_Requirement:_
What is needed is an exact copy of the records, with the images left out.

BEGIN

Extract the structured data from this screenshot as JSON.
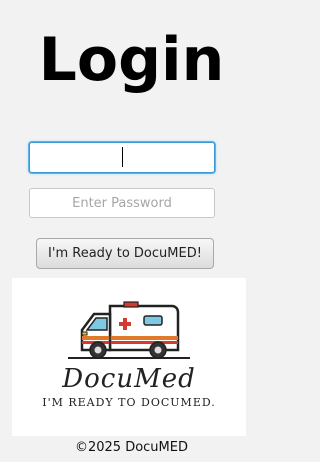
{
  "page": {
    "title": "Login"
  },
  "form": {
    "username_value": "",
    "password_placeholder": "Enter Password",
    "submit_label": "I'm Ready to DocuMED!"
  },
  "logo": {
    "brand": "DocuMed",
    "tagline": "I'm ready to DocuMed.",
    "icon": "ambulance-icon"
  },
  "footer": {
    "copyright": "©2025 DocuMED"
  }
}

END

_Exercise response:_
Extract the structured data from this screenshot as JSON.
{
  "page": {
    "title": "Login"
  },
  "form": {
    "username_value": "",
    "password_placeholder": "Enter Password",
    "submit_label": "I'm Ready to DocuMED!"
  },
  "logo": {
    "brand": "DocuMed",
    "tagline": "I'm ready to DocuMed.",
    "icon": "ambulance-icon"
  },
  "footer": {
    "copyright": "©2025 DocuMED"
  }
}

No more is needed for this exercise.